Now with the experience required nine months out from his second Games, Clareburt should be at the peak of his powers but finds himself telling the New Zealand Herald that he needs to leave everything behind and head over to Auckland to give himself the best chance of a medal.
Final plans are not in place but Clareburt notes that the AUT Millennium 50-metre pool on Auckland’s North Shore, boasts 10 lanes and would “give his training programme profound freedom compared with what he’s had in the capital,” the Herald’s Adam Cooper reports.
“You can have the lane space you want, you can work around your own schedule, and right next door is High-Performance Sport NZ [HPSNZ] where you can work around some of the best physios and all that right on your doorstep,” says Clareburt.
Despite Clareburt’s success he continued to be treated like a second-rate athlete by Wellington authorities and staff at the WRAC pool who cancelled long-course lane bookings or altered arrangements at the last minute, according to Cooper.
Petty local politics appear to be at play in a saga that has seen Clareburt have access to 50m lanes for just three of his nine water training sessions a week in recent times despite the rising dawn of Olympic year.
The Herald reports: “Clarerburt had already been close to ditching Wellington at the start of the year when tensions boiled over with WRAC staff over lane access, forcing HPSNZ, Swimming New Zealand and Wellington City Council to meet urgently to draw up a new booking agreement by which Swimming NZ would hire dedicated high-performance lanes for Clareburt, Hollywood and their training group, rather than it being managed through Clareburt’s former club, the Capital Swim Club.
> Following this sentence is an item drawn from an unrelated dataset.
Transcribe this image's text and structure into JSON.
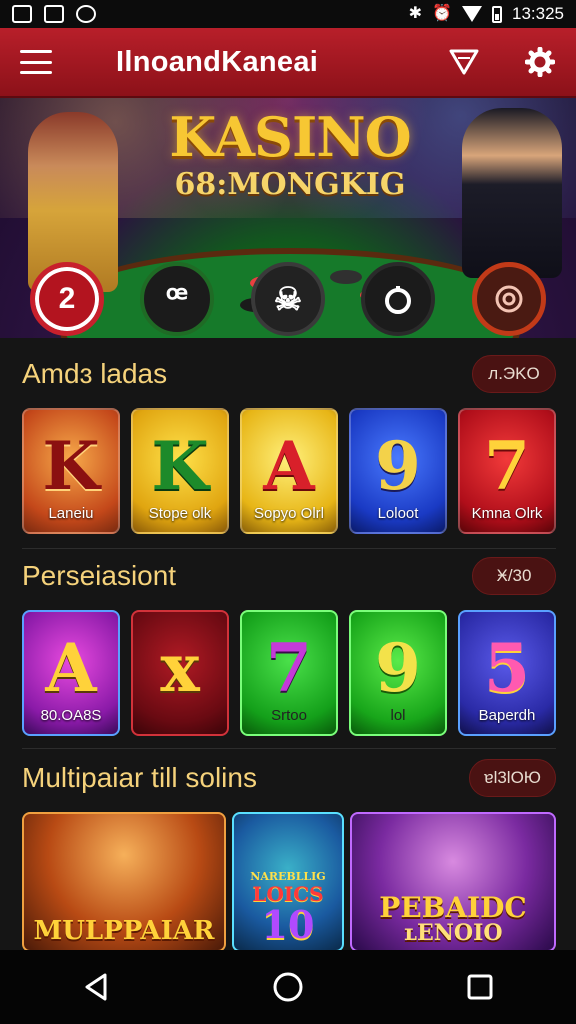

However, the Herald has learned of several cases where WRAC staff breached the city council’s signed contract with Swimming NZ by not giving Clareburt and Hollywood a month’s notice for cancellations or alterations of lane bookings.”
In a statement, Wellington City Council chief operating officer James Roberts described the incidents as “unfortunate”.
Editorial comment: Unfortunate? That’s a great word for all citizens of Wellington if they have to put up with what Roberts described as “communication breakdowns, which we’re keen to address and eliminate.”
Too late, mate! Your star turn is quitting the city, his long-term coach is among those with their hearts torn out, apparently all because of council and community rules and staff wearing gold-peaked caps with “more than my job’s worth” emblazoned across them.
Such rules may make sense in certain circumstances but none whatsoever for elite swimming training programs and the likes of Clareburt. Arrangements come down to the council that is now calling “unfortunate” a situation in which staff reinforce rules they don’t set.
Twenty three years into the new Millennium, Wellington has washed up in the headlines as a city stuck in the 1900s when it comes to providing a home for elite athletes.